Top
 Profile  
 
PostPosted: Thu Feb 28, 2013 10:18 pm 
Old School Grand Master
User avatar

Joined: Sun Sep 05, 2010 1:10 am
Posts: 4756
Location: Heathfield, East Sussex
...FWIW the indexing with the SJS 'thumbies' is very precise 8)


Top
 Profile  
 
PostPosted: Thu Feb 28, 2013 10:44 pm 
Gold Trader
Gold Trader

Joined: Wed Feb 04, 2009 9:40 pm
Posts: 2157
Location: Nottingham
Sorry, I didn't mean to imply that DON'T also work well with indexing!


Top
 Profile  
 
PostPosted: Thu Feb 28, 2013 10:49 pm 
Old School Grand Master
User avatar

Joined: Sun Sep 05, 2010 1:10 am
Posts: 4756
Location: Heathfield, East Sussex
...ditto; all I meant was the SJS 'thumbies' are a good match to the mech. 8)


Top
 Profile  
 
PostPosted: Thu Feb 28, 2013 11:06 pm 
eBay Outing Master
User avatar

Joined: Sat Nov 21, 2009 3:53 pm
Posts: 8000
I'm just glad someone asked the question, up until then I thought it was something to do with viagra


Top
 Profile  
 
PostPosted: Thu Feb 28, 2013 11:41 pm 
Retro Guru
User avatar

Joined: Thu May 03, 2012 7:13 pm
Posts: 2574
Location: The Cock Inn, Tillett, Herts
They're not pushing the chain 'uphill'. Virtually all modern mechs have slant parallelogram geometry to they're pushing the chain along the imaginary cone that delineates the face of the cassette.

As such any difference was minimal, and counter intuitive to many riders as the rest of the world still ran top normal. As a consequence customers left Shimano in their droves and defected to SRAM, and it was Shimanos sudden adoption of low normal that suddenly put SRAM in the big leagues in the quality component market.

It couldn't have been that good idea because Shimmy backtracked quickly and dumped the system, but the damage was done and they've never regained their previous market share.

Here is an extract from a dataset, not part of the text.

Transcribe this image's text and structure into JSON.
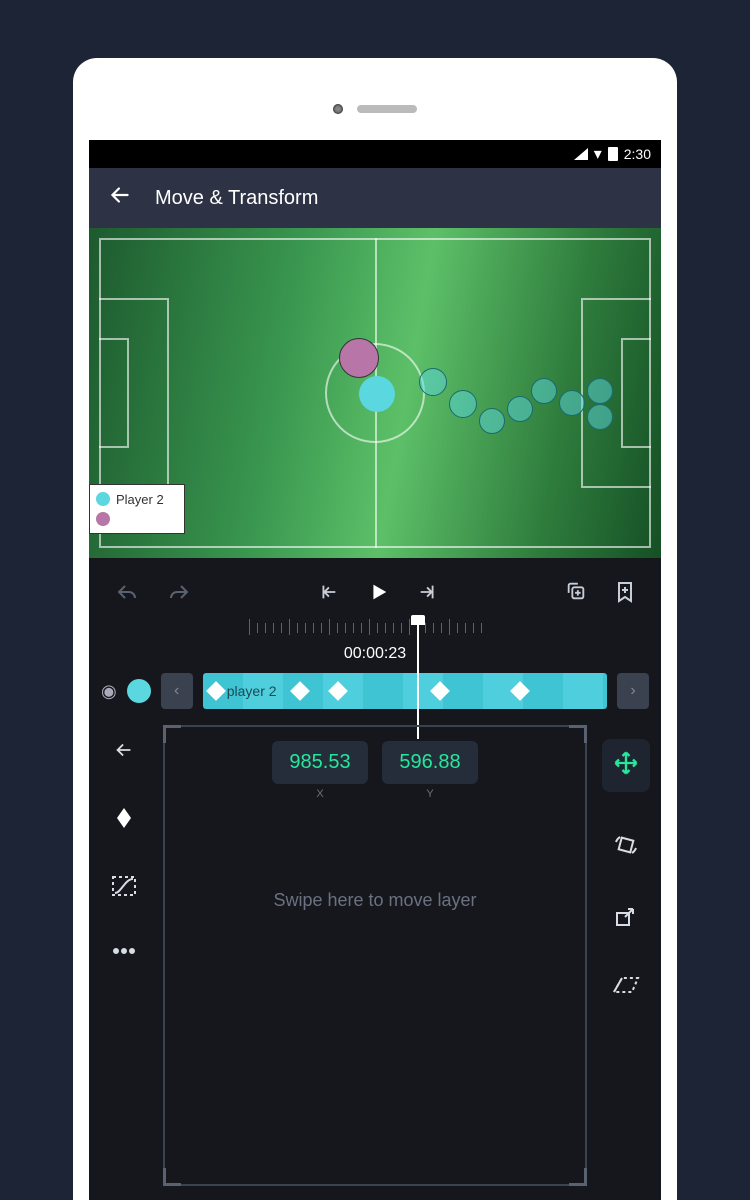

As for myself I don't dislike it. My XtC950 is rapid rise XTR and the gears work ok, but they're not any better than the gears on my other 7 bikes.

Not a bad idea, just an unwanted idea and 20 years too late. An answer to a question no one had asked since the 70's.

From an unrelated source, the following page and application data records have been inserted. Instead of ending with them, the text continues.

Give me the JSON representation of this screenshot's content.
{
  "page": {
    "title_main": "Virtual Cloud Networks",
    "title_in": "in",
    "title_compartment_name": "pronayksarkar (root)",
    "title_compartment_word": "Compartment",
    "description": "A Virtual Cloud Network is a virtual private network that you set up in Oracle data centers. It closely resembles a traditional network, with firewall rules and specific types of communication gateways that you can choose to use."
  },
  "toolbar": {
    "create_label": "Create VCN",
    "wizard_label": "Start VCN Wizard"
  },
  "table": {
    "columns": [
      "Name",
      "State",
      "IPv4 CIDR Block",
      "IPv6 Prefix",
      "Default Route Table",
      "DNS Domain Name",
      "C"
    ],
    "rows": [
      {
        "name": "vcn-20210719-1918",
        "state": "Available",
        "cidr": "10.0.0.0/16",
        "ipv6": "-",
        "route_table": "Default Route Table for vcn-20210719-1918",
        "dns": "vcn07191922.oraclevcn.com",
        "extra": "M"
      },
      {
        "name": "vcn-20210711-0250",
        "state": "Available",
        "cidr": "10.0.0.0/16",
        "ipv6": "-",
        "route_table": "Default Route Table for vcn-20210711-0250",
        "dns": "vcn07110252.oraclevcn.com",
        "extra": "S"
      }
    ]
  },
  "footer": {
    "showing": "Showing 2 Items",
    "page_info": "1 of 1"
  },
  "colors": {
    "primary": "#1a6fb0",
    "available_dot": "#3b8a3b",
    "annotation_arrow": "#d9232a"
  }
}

Top
 Profile  
 
Display posts from previous:  Sort by  
Post new topic Reply to topic  [ 15 posts ]  Go to page 1, 2  Next

All times are UTC [ DST ]


Who is online

Users browsing this forum: Carsen80, Majestic-12 [Bot] and 14 guests


You cannot post new topics in this forum
You cannot reply to topics in this forum
You cannot edit your posts in this forum
You cannot delete your posts in this forum
You cannot post attachments in this forum

Search for:
Jump to:  

About Us

Follow Retrobike

Other cool stuff

All content © 2005-2015 Retrobike unless otherwise stated.
Cookies Policy.
bikedeals - the best bike deals in one place
FatCOGS - Fat Chance Owner's Group

Powered by phpBB® Forum Software © phpBB Group